Train releases their music video for Give It All blending the power of dance and music to express loss and encourage those who are struggling to reach out to the National Suicide Prevention LifeLine at 1 (800) 273-8255.

Continue Reading

Mental Health News Round-Up: May 22

Standard

Colleges Relieve Pressure Post Suicides

In a Huffington Post Live interview, Active Minds at MIT, Active Minds national office, and the Jed Foundation discussed the multi-faceted pressures college students face, administrative policies about leaves, and help seeking behaviors.  The video is well worth a watch for all StigmaFighters working to change the conversation about mental health.

A Commencement Speech For The Already Graduated: Be Courageous

In honor of commencement speeches, one Forbes author has advice for graduates and non-graduates alike: be courageous because anxiety is inevitable.

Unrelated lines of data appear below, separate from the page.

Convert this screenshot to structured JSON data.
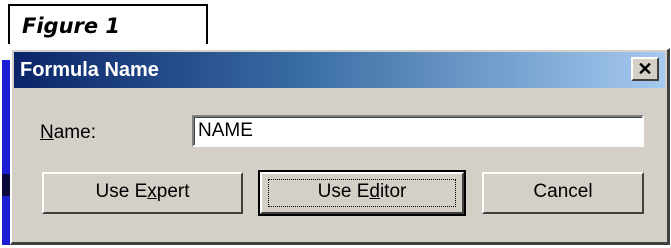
{
  "figure_label": "Figure 1",
  "window": {
    "title": "Formula Name",
    "close_symbol": "✕"
  },
  "form": {
    "name_label": "Name:",
    "name_value": "NAME"
  },
  "buttons": {
    "expert_label": "Use Expert",
    "editor_label": "Use Editor",
    "cancel_label": "Cancel"
  },
  "colors": {
    "frame_blue": "#1a1fd6",
    "title_gradient_start": "#0a246a",
    "title_gradient_end": "#a6caf0",
    "dialog_face": "#d4d0c8"
  },
  "icons": {
    "close": "close-icon"
  }
}
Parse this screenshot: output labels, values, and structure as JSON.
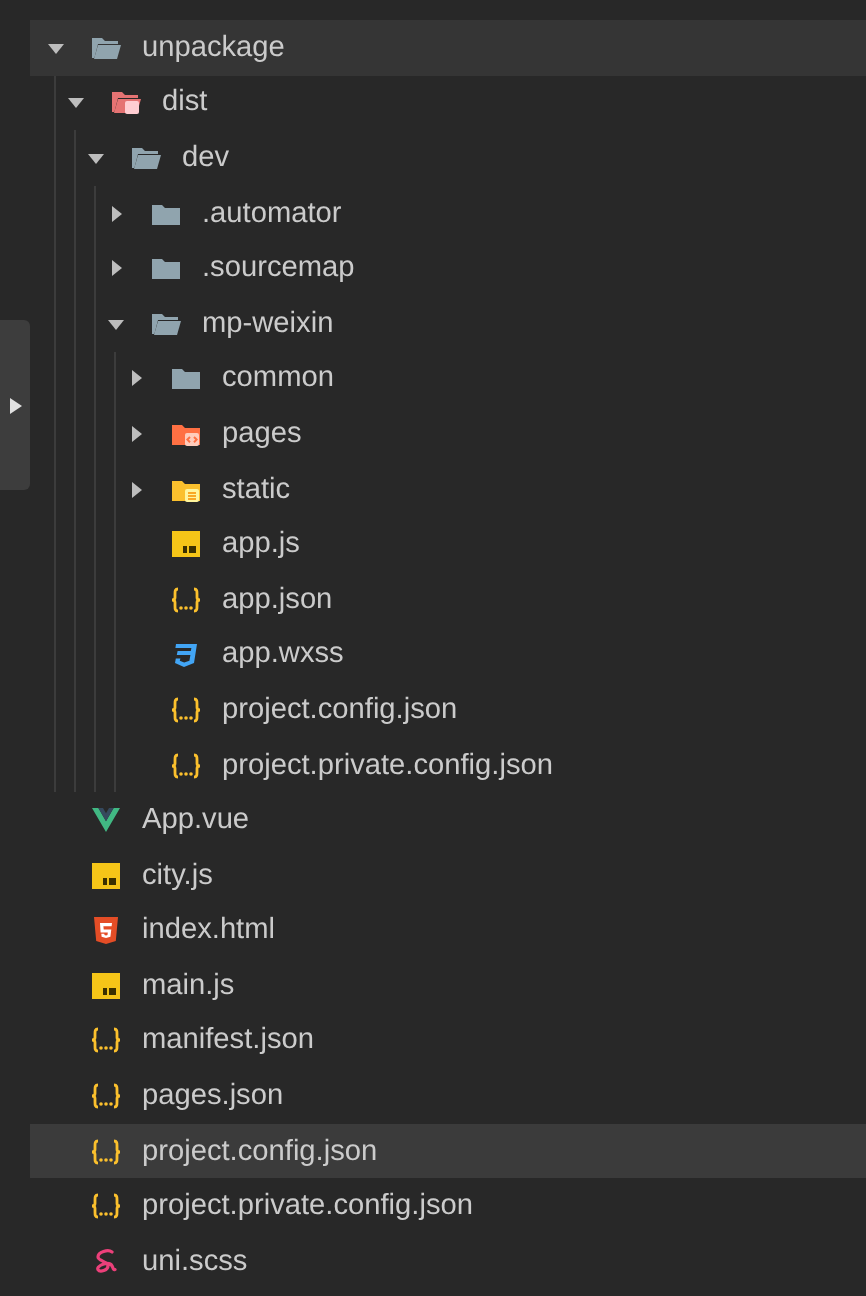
{
  "explorer": {
    "items": [
      {
        "name": "unpackage",
        "kind": "folder",
        "expanded": true,
        "selected": true,
        "children": [
          {
            "name": "dist",
            "kind": "folder-dist",
            "expanded": true,
            "selected": false,
            "children": [
              {
                "name": "dev",
                "kind": "folder",
                "expanded": true,
                "selected": false,
                "children": [
                  {
                    "name": ".automator",
                    "kind": "folder",
                    "expanded": false,
                    "selected": false
                  },
                  {
                    "name": ".sourcemap",
                    "kind": "folder",
                    "expanded": false,
                    "selected": false
                  },
                  {
                    "name": "mp-weixin",
                    "kind": "folder",
                    "expanded": true,
                    "selected": false,
                    "children": [
                      {
                        "name": "common",
                        "kind": "folder",
                        "expanded": false,
                        "selected": false
                      },
                      {
                        "name": "pages",
                        "kind": "folder-pages",
                        "expanded": false,
                        "selected": false
                      },
                      {
                        "name": "static",
                        "kind": "folder-static",
                        "expanded": false,
                        "selected": false
                      },
                      {
                        "name": "app.js",
                        "kind": "js",
                        "selected": false
                      },
                      {
                        "name": "app.json",
                        "kind": "json",
                        "selected": false
                      },
                      {
                        "name": "app.wxss",
                        "kind": "css",
                        "selected": false
                      },
                      {
                        "name": "project.config.json",
                        "kind": "json",
                        "selected": false
                      },
                      {
                        "name": "project.private.config.json",
                        "kind": "json",
                        "selected": false
                      }
                    ]
                  }
                ]
              }
            ]
          }
        ]
      },
      {
        "name": "App.vue",
        "kind": "vue",
        "selected": false
      },
      {
        "name": "city.js",
        "kind": "js",
        "selected": false
      },
      {
        "name": "index.html",
        "kind": "html",
        "selected": false
      },
      {
        "name": "main.js",
        "kind": "js",
        "selected": false
      },
      {
        "name": "manifest.json",
        "kind": "json",
        "selected": false
      },
      {
        "name": "pages.json",
        "kind": "json",
        "selected": false
      },
      {
        "name": "project.config.json",
        "kind": "json",
        "selected": true
      },
      {
        "name": "project.private.config.json",
        "kind": "json",
        "selected": false
      },
      {
        "name": "uni.scss",
        "kind": "scss",
        "selected": false
      }
    ]
  }
}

Finding healthy ways to cope with anxiety should be our goal.

Continue Reading

Mental Health News Round-Up: Feb 13

Standard

pinterest-pic-459669Valentine’s Day a Struggle for Sufferers of Social Anxiety Disorder, Researcher Says

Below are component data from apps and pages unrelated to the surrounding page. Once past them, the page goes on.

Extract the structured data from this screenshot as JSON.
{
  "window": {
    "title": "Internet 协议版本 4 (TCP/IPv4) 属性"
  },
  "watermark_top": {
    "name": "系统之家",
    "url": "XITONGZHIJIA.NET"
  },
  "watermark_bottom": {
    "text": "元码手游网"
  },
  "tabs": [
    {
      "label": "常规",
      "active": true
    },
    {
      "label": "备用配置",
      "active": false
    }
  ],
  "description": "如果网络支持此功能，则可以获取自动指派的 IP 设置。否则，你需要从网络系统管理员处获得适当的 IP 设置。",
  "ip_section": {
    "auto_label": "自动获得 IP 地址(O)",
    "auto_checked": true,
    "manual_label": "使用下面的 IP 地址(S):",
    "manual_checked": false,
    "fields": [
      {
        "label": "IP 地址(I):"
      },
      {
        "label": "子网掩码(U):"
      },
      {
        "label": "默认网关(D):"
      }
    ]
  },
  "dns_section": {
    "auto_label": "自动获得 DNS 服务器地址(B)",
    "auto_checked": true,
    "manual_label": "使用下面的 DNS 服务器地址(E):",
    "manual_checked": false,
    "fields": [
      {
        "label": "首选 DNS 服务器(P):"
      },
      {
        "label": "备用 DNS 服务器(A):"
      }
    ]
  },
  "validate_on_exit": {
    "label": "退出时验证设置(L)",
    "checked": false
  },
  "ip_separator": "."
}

Valentine’s Day is not chocolate and roses for everyone; especially with the societal pressures and incessant social media posts, people’s social anxiety worsens around Feb 14.  One researchers suggests using online dating lessen anxiety.

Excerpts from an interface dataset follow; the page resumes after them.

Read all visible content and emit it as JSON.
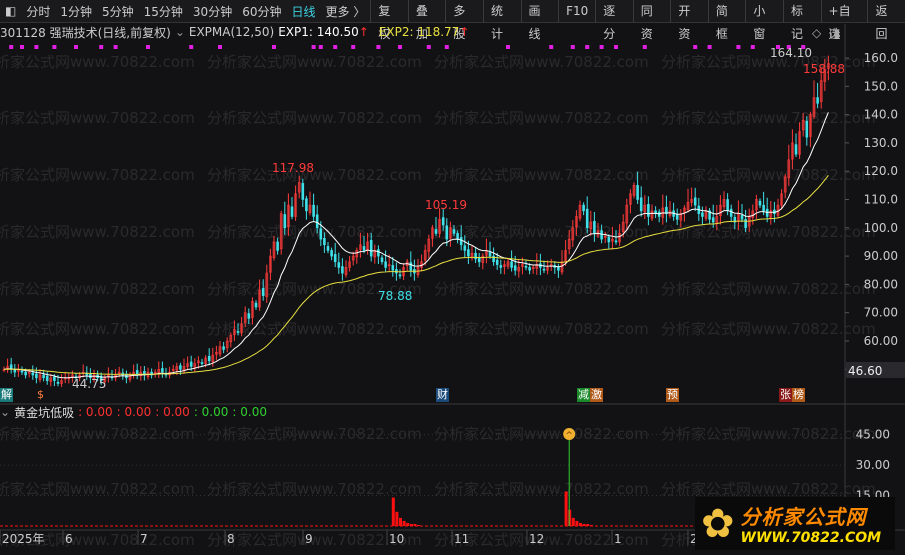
{
  "toolbar": {
    "left_icon": "panel-toggle-icon",
    "periods": [
      "分时",
      "1分钟",
      "5分钟",
      "15分钟",
      "30分钟",
      "60分钟",
      "日线",
      "更多 〉"
    ],
    "active_period": "日线",
    "buttons": [
      "复权",
      "叠加",
      "多股",
      "统计",
      "画线",
      "F10",
      "逐分",
      "同资",
      "开资",
      "简框",
      "小窗",
      "标记",
      "+自选",
      "返回"
    ]
  },
  "legend": {
    "stock": "301128 强瑞技术(日线,前复权)",
    "indicator": "EXPMA(12,50)",
    "exp1_label": "EXP1: 140.50",
    "exp2_label": "EXP2: 118.77",
    "up_arrow": "↑"
  },
  "colors": {
    "up": "#ff3a3a",
    "down": "#3fe0e8",
    "exp1": "#ffffff",
    "exp2": "#e8e040",
    "marker": "#e020e0",
    "bar": "#ff1010",
    "signal": "#30d030",
    "accent": "#3fd3e0"
  },
  "chart_data": [
    {
      "type": "candlestick",
      "title": "301128 强瑞技术(日线,前复权)",
      "ylim": [
        44,
        166
      ],
      "y_ticks": [
        "160.0",
        "150.0",
        "140.0",
        "130.0",
        "120.0",
        "110.0",
        "100.0",
        "90.00",
        "80.00",
        "70.00",
        "60.00",
        "50.00"
      ],
      "y_tick_values": [
        160,
        150,
        140,
        130,
        120,
        110,
        100,
        90,
        80,
        70,
        60,
        50
      ],
      "current_price_label": "46.60",
      "x_ticks": [
        "2025年",
        "6",
        "7",
        "8",
        "9",
        "10",
        "11",
        "12",
        "1",
        "2"
      ],
      "annotations": {
        "high1": "117.98",
        "high2": "105.19",
        "low1": "78.88",
        "low0": "44.75",
        "max": "164.10",
        "last": "158.88"
      },
      "series": [
        {
          "name": "EXP1",
          "period": 12
        },
        {
          "name": "EXP2",
          "period": 50
        }
      ],
      "close": [
        50,
        51,
        50,
        49,
        50,
        49,
        48,
        49,
        48,
        47,
        48,
        47,
        46,
        47,
        46,
        45,
        46,
        47,
        47,
        48,
        47,
        48,
        49,
        48,
        47,
        48,
        47,
        46,
        47,
        48,
        47,
        48,
        49,
        48,
        47,
        48,
        49,
        48,
        49,
        48,
        49,
        48,
        49,
        50,
        49,
        48,
        49,
        50,
        51,
        50,
        51,
        52,
        51,
        52,
        53,
        52,
        54,
        53,
        55,
        56,
        58,
        57,
        60,
        62,
        64,
        63,
        66,
        70,
        68,
        74,
        72,
        78,
        76,
        84,
        90,
        95,
        92,
        105,
        100,
        108,
        104,
        112,
        116,
        110,
        106,
        108,
        104,
        100,
        96,
        94,
        92,
        90,
        88,
        86,
        84,
        86,
        88,
        90,
        92,
        94,
        92,
        95,
        90,
        92,
        90,
        88,
        86,
        87,
        85,
        84,
        83,
        86,
        88,
        85,
        84,
        86,
        88,
        92,
        96,
        100,
        98,
        103,
        101,
        96,
        100,
        98,
        96,
        94,
        92,
        90,
        91,
        89,
        88,
        90,
        92,
        90,
        88,
        87,
        86,
        87,
        88,
        86,
        85,
        86,
        87,
        86,
        85,
        86,
        87,
        86,
        85,
        86,
        87,
        86,
        85,
        88,
        92,
        96,
        100,
        104,
        108,
        106,
        100,
        102,
        98,
        99,
        96,
        97,
        95,
        96,
        95,
        98,
        102,
        108,
        112,
        115,
        110,
        106,
        108,
        104,
        106,
        105,
        104,
        107,
        105,
        106,
        104,
        103,
        105,
        107,
        109,
        110,
        108,
        105,
        104,
        106,
        103,
        102,
        104,
        108,
        110,
        106,
        104,
        102,
        105,
        103,
        100,
        104,
        106,
        110,
        108,
        106,
        104,
        106,
        105,
        108,
        112,
        118,
        124,
        130,
        126,
        134,
        138,
        132,
        140,
        146,
        144,
        152,
        156,
        158
      ]
    },
    {
      "type": "bar",
      "title": "黄金坑低吸",
      "values_label": [
        ": 0.00",
        ": 0.00",
        ": 0.00",
        ": 0.00",
        ": 0.00"
      ],
      "ylim": [
        0,
        55
      ],
      "y_ticks": [
        "45.00",
        "30.00",
        "15.00"
      ],
      "y_tick_values": [
        45,
        30,
        15
      ],
      "spikes": [
        {
          "index": 108,
          "values": [
            14,
            7,
            4,
            2.5,
            1.5,
            1,
            1,
            0.5
          ]
        },
        {
          "index": 156,
          "values": [
            17,
            8,
            4,
            2.5,
            1.5,
            1,
            1,
            0.5
          ]
        }
      ],
      "signal_index": 157
    }
  ],
  "events": [
    {
      "label": "解",
      "color": "#1a7a7a"
    },
    {
      "label": "$",
      "color": "#ff8040"
    },
    {
      "label": "财",
      "color": "#1a4a7a"
    },
    {
      "label": "减",
      "color": "#1a8a2a"
    },
    {
      "label": "激",
      "color": "#b05a1a"
    },
    {
      "label": "预",
      "color": "#b05a1a"
    },
    {
      "label": "张",
      "color": "#8a1a1a"
    },
    {
      "label": "榜",
      "color": "#b05a1a"
    }
  ],
  "watermark": "分析家公式网www.70822.com",
  "logo": {
    "line1": "分析家公式网",
    "line2": "WWW.70822.COM"
  }
}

8 Ways To Use Your Phone To Benefit Your Mental Health

Despite the countless articles discussing the ways that your phone is hurting your well-being, here are ways to use that device for improving mental health.

Continue Reading

Mental Health News Round-Up: Jan 16

Standard

urlOur iPhones, Ourselves: Cellphone Separation Anxiety Is Real, Study Finds

After finding that participants experienced physical symptoms including increased heart rate and blood pressure, researches concluded that an iPhone can become an extension of oneself thus causing distress when separated from its owner.

Gender Divide: Trans Youth Face Higher Mental Health Risk, Study Says

A new study finds a high prevalence of mental health disorders in people who identify as transgender when compared to their cisgender peers. Following the death of Leelah Alcorn, public opinion (now buffered with scientific proof) may be able to implement the changes that the study recommended.  Active Minds also provides statistics on transgender college student mental health.

Continue Reading

Mental Health News Round-Up: Jan. 2

Standard

maxresdefaultIs Your New Year Resolution Hurting Your Mental Health?

About 50 percent of people make New Year resolutions every year, but almost 90 percent will fail. Some say that setting ourselves up for this annual failure means our mental health suffers, as we feel discouraged about our inability to lose weight, be healthier or improve jobs or relationships.

Continue Reading

Mental Health News Round-Up: Dec. 19

Standard

ManIsolatedAmongMen-DepressionWhy Depression is Underreported in Men

Men oftentimes don’t recognize symptoms, try to tough out difficulties for fear of the social stigma, and hide their feelings, which can lead to disastrous outcomes including drug abuse and a higher rate of death by suicide.

Computer Program May Reduce Anxiety and Suicide

After noting anxiety sensitivity as a risk factor, researchers at Florida State University designed a computer program to prevent suicide my managing anxiety. Although the program is only 45 minutes long, the recent results look promising.

Continue Reading

Mental Health News Round-Up: Dec 12

Standard

graduation_500x279Should Suicidal Students Be Forced to Leave Campus?

Two years ago, a Princeton student was not allowed to return to school after a suicide attempt. Today, students are afraid to go to the campus counseling center for fear of being forced to leave. Princeton does not yet have a chapter of Active Minds.

VA Expanding Services to Victims of Sexual Assault

The US Department of Veterans Affairs is now offering mental health benefits to veterans regardless of whether they were on active duty or inactive duty when sexually assaulted or sexually harassed.  Ruth Moore has been advocating for this change that allows National Guard members and reservist to receive the necessary treatment.

Continue Reading